Two Canadians sailed into port in Bahia del Sol, El Salvador. They describe their impressions of the country in an article published in the Halifax Chronicle Herald:
The Bahia del Sol, in El Salvador, is not really a bay, but an estuary called the Estero Jaltepeque, a place where the tide meets strong river currents.
On one side, a narrow spit of mainland lies between sea and estuary. Broad enough to hold hotels, restaurants and walled, gated luxury homes, this spit of land is bisected by a highway that leads to several small and quite impoverished settlements, and then the turn off to San Salvador.

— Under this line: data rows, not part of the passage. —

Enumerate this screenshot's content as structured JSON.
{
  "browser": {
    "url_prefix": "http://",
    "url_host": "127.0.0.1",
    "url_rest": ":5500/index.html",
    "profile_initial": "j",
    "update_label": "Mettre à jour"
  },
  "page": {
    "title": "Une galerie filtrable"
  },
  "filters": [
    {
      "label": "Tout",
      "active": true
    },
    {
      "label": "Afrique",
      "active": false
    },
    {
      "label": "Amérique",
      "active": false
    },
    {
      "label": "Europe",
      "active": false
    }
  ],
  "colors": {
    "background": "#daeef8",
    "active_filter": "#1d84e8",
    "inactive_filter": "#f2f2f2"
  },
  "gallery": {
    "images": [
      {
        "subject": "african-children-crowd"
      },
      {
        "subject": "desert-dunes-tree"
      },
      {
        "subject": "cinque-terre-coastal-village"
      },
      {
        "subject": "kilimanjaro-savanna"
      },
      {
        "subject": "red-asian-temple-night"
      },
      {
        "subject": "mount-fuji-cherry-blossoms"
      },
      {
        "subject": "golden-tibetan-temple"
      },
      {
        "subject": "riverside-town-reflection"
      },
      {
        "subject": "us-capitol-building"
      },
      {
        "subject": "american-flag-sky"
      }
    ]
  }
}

Pigs, bulls, cows, roosters and dogs wander the road, eating whatever they can find -- fallen mangoes, cashew fruits, half-rotten cabbages, dry brush.

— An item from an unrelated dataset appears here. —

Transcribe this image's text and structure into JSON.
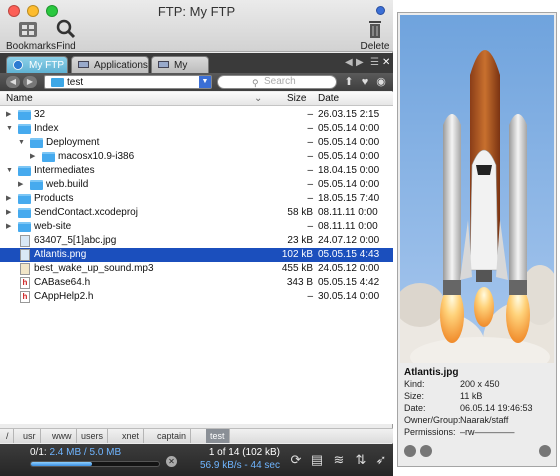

In the mornings, the road is jammed with human traffic as well: coconut vendors, cycling bread sellers with large round baskets filled with pan strapped to their handlebars, long lines of neatly dressed workers waiting for noisy smoke-belching buses to take them to the factories , women balancing tubs of tamales wrapped in towels on their heads, as well as taxis, bullet-proof late-model SUVs with tinted windows, and pickup trucks, beds crammed with men carrying machetes, heading to work cutting palm fronds. (more)